Hospital Stocks Drop as Investors Shift Bets to Insurers

Tenet Healthcare Corp. and HCA Holdings Inc. led hospital stocks lower as traders shifted bets to health insurers that stand to benefit from a U.S. government decision to pare back a cut in their Medicare payments.

Tenet fell 7.8 percent to $44.09 at the close of trading in New York, its biggest decline since Dec. 2, 2011. Nashville, Tennessee-based HCA, the biggest for-profit hospital chain, fell 4.9 percent, the most since Dec. 13, 2012. Community Health Systems Inc., based in Franklin, Tennessee, tumbled 4.7 percent.

Most health insurers, including Humana Inc., gained for a third day on the U.S. government’s April 1 announcement that the companies won a reprieve from a planned cut in a key Medicare payment rate. Investors may be shifting money from hospital stocks into health insurers after the decision, Sheryl Skolnick, an analyst at CRT Capital Group in Stamford, Connecticut, wrote in a note to clients today.

“We see this as a sector rotation out of hospitals and into health plans that started with the Medicare Advantage rate release Monday evening and that continues today,” she said.

Humana rose 0.9 percent to $79.81 at the close after gaining 14 percent in the previous two days. Aetna Inc. climbed less than 1 percent to $54.43, following a two-day jump of 6.2 percent.

Medicare Advantage

About 13.1 million elderly and disabled people are enrolled in Medicare Advantage plans, in which private insurers provide medical benefits in place of the traditional Medicare program.

The plans have attracted about a quarter of Medicare’s beneficiaries by offering extra benefits such as lower out-of-pocket costs.
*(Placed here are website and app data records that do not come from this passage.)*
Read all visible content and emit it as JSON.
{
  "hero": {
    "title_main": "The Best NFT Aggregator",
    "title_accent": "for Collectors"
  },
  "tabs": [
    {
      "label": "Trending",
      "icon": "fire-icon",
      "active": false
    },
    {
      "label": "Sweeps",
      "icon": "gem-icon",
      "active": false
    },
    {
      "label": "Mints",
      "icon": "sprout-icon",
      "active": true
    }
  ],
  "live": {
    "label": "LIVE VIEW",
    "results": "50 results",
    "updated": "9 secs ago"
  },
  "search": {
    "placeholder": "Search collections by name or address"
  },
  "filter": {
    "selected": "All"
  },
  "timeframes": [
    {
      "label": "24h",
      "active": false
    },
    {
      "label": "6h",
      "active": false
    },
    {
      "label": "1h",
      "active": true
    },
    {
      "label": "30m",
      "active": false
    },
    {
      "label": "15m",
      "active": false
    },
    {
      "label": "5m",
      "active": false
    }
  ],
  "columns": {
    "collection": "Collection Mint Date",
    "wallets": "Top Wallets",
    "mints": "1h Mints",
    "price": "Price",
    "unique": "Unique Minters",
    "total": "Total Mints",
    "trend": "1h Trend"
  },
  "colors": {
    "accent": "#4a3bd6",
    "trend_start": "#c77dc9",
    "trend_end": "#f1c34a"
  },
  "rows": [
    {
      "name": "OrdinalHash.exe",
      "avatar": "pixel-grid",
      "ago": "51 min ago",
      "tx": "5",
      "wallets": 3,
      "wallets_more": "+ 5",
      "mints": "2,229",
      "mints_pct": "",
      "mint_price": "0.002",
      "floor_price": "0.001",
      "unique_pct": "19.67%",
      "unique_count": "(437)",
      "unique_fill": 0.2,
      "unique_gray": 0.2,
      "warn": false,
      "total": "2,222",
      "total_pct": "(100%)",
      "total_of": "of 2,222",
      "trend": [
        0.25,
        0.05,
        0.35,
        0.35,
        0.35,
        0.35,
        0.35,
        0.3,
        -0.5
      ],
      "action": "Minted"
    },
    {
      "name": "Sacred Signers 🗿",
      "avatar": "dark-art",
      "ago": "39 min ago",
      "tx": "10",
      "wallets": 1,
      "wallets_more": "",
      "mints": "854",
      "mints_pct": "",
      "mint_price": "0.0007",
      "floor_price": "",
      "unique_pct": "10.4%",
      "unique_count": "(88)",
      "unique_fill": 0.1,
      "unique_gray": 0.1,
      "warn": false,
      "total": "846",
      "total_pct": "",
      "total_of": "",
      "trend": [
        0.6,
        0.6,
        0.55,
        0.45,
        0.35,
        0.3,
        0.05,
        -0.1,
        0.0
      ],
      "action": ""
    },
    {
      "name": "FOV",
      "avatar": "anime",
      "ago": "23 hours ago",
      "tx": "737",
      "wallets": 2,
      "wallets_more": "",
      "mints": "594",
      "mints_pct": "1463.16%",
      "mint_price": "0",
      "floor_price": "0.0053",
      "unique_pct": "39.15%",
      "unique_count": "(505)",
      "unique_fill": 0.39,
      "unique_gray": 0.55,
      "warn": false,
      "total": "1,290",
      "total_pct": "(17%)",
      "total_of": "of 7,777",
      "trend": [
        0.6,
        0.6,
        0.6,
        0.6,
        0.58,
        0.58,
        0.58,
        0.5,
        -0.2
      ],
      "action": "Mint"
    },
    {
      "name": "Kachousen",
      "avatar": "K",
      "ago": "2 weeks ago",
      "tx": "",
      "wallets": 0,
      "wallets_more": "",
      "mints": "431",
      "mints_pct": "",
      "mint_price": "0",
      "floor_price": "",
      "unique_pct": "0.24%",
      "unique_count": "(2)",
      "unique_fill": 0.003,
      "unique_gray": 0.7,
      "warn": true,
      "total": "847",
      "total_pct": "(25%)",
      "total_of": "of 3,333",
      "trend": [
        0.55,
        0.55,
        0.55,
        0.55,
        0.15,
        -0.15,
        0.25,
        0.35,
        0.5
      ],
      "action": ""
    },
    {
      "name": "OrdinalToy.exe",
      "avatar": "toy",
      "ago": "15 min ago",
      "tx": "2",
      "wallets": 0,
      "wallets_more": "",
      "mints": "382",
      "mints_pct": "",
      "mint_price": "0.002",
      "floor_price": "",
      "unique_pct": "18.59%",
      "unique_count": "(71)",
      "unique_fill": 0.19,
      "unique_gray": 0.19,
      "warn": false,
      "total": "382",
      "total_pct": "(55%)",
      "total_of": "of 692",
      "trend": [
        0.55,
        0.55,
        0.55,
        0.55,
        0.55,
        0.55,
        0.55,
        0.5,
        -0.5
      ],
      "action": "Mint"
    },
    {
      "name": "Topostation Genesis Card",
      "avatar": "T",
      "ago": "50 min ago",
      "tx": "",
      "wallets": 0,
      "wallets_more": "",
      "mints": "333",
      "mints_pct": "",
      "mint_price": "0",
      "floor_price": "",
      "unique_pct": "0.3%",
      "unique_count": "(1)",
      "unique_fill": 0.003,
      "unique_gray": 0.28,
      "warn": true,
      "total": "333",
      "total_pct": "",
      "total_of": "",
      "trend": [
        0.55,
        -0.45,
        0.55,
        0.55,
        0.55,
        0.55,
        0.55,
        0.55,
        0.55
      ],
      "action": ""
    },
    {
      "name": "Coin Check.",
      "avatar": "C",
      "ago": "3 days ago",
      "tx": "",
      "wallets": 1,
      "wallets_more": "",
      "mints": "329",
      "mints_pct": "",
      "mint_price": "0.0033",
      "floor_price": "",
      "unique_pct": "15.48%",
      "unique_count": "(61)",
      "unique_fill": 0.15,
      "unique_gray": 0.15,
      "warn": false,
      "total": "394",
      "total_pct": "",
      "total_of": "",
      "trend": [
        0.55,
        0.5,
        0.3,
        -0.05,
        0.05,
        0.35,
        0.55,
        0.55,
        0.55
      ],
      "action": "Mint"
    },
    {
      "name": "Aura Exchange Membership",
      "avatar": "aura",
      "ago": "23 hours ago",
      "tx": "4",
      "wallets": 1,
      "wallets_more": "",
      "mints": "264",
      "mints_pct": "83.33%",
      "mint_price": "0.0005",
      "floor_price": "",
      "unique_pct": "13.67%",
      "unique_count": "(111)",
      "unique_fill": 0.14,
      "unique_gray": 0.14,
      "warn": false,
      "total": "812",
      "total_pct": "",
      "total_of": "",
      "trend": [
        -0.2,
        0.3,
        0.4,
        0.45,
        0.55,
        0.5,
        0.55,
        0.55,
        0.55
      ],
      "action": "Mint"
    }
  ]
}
The government expected to pay insurers in the program about $136 billion last year.

The Obama administration said Monday it would change a proposed 2.2 percent cut in a payment rate for the plans to a 3.3 percent increase after ordering Medicare’s actuaries to assume Congress will raise payments to physicians next year, instead of cutting them by 25 percent.

Insurers had pressed for the change, winning letters of support from more than 160 lawmakers, according to America’s Health Insurance Plans, the industry’s Washington lobby group.